The idea that so many things we encounter in everyday life could be threatening our mental wellbeing is an alarming one. But our physical environments can also nourish our mental health. There’s plenty of research showing that our risk for depression and other psychiatric disorders is lowered by— you guessed it—contact with nature. People are more physically active while in nature and the sights, sounds, and smells of greenery and oceans soothe us and give our mood a boost.
In one experiment, scientists discovered that after a stroll in nature people are less prone to rumination, the tendency to obsess over one’s mistakes and troubles that is a common feature of disorders like depression and anxiety. The nature walk also calmed activity in several brain regions involved in rumination and responding to threats to our sense of belonging or feelings that we’ve made a social misstep. One of these brain areas—known as the perigenual anterior cingulate cortex, which is involved in regulating our emotions—may be key to understanding how our environments can harm or help our mental health, Meyer-Lindenberg believes.
“A lot of the risk factors that we’ve been looking at tend to hit the same brain system,” he says.
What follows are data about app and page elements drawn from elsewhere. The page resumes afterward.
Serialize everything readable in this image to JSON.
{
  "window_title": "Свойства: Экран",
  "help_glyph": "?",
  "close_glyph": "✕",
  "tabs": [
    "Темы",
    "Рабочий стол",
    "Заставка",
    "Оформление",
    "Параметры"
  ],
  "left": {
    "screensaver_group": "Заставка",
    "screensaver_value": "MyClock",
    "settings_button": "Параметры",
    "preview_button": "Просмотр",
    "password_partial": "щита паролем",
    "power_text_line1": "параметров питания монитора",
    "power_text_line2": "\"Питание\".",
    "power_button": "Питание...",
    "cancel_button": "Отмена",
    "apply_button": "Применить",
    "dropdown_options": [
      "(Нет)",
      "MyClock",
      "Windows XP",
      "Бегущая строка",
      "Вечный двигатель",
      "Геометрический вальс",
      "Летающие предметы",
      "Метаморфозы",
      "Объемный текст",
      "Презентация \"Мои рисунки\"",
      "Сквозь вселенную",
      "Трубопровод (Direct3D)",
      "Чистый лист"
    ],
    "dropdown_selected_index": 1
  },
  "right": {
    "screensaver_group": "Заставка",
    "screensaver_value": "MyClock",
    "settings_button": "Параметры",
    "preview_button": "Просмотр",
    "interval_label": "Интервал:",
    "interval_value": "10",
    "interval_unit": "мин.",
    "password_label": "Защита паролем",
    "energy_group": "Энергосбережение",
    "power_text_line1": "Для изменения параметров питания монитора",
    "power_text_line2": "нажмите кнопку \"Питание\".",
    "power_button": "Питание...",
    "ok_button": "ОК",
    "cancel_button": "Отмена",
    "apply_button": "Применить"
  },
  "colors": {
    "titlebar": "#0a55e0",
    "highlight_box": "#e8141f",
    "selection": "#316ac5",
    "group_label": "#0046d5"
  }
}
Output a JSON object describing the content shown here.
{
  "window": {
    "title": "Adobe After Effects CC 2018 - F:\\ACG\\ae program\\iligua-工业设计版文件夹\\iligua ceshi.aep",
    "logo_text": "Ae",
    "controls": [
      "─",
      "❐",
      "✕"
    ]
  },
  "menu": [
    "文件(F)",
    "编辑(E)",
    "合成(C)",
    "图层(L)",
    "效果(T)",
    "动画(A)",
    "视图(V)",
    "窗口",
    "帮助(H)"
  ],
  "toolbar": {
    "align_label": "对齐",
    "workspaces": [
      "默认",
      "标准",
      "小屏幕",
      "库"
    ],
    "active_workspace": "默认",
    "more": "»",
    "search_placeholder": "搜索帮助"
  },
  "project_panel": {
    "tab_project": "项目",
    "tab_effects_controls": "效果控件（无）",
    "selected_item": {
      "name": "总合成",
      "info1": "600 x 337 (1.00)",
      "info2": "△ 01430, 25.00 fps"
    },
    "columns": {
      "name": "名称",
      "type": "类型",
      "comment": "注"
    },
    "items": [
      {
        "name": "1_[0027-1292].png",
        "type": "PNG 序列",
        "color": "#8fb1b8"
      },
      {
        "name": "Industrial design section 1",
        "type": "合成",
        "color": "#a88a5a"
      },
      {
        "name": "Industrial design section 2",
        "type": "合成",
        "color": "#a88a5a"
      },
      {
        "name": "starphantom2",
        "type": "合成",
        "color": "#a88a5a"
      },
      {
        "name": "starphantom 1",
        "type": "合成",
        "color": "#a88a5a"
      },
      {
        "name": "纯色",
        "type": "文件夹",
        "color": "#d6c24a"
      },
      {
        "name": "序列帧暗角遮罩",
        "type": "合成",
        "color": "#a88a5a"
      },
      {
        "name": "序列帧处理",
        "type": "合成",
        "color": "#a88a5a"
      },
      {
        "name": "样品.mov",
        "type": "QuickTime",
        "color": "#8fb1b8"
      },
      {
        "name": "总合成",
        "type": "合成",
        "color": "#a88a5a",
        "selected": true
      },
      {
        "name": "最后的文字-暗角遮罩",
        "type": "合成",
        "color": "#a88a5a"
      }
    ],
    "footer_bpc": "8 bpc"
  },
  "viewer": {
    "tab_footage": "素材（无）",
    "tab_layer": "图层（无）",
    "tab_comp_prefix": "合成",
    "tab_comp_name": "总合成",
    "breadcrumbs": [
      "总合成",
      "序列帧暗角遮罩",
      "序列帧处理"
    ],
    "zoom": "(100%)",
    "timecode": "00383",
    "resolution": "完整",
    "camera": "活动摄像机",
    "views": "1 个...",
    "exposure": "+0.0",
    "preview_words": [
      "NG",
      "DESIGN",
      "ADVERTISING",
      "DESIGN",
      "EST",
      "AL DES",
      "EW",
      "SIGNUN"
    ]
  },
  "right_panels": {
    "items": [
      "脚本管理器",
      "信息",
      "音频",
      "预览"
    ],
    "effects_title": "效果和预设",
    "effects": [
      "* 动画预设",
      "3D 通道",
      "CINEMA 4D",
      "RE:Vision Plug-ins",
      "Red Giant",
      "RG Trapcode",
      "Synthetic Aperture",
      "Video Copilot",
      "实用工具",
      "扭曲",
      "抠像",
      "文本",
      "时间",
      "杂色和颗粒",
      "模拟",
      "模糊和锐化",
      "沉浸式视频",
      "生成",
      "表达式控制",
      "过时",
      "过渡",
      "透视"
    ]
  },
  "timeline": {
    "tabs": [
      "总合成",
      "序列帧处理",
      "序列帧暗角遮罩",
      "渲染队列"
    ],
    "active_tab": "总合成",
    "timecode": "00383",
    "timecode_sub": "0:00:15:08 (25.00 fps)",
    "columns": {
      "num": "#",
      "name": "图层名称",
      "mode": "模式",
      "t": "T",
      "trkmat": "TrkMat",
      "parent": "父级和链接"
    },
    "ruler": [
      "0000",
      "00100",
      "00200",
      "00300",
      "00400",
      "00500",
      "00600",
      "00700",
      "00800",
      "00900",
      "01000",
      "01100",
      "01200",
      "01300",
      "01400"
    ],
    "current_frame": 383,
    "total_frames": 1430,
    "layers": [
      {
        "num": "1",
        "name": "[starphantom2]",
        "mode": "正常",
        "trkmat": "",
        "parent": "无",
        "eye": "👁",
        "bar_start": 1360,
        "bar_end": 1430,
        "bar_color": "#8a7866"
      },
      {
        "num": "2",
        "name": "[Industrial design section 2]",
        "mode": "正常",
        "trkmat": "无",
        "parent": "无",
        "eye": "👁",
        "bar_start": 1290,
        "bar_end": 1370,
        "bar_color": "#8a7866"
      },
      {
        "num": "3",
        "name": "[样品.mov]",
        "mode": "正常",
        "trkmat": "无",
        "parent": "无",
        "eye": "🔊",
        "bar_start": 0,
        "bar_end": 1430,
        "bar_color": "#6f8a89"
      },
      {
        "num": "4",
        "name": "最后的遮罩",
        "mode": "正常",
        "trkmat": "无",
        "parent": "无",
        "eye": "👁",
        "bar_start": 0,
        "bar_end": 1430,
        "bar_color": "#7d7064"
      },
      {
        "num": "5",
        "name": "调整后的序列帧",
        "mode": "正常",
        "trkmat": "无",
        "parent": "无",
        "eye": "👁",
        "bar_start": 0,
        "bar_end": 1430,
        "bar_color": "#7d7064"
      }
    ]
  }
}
He and his colleagues have found that this part of the brain responds particularly strongly to socially stressful situations in people who were raised in cities. This area also seems to be influenced by a number of genes that have been linked to susceptibility towards depression and other psychiatric illnesses, suggesting it may be important to our mental health.
Nearly one in five adults in the United States live with a mental illness, while depression is considered the leading cause of disability worldwide by the World Health Organization. This makes it vitally important for us to learn more about how the world around us is shaping our mental health, van den Bosch says. She hopes this information will give policymakers incentives to further tighten restrictions on air pollution and other noxious products of human industry.
“We know that many of these things are bad, and do we really need more evidence? It seems like the answer is yes,” says van den Bosch. Even if the effect on our overall risk for mental illness turns out to be small, she says, “It will still have a huge impact on population health.”
Kioumourtzoglou also hopes to see research probing whether exercise, time in nature, or other actions could offset the risks that air pollution and other hazards pose to our mental health. Whatever these steps are, they likely won’t be easy or practical for everyone. That’s why it’s also important to inject greenery into our cities, where many hazards are most concentrated. Not only do parks and street trees give city dwellers a revitalizing dose of nature, they also help us by muffling noiseand absorbing pollutants.
We can’t just flatten our cities and rebuild them into forested utopias, Kioumourtzoglou admits. But we can keep environmental health in mind when planning new neighborhoods and refurbishing existing ones. “Sometimes it takes a while for new and more protective regulations to kick in—and we need to know what we can do in the meantime to protect ourselves,” she says.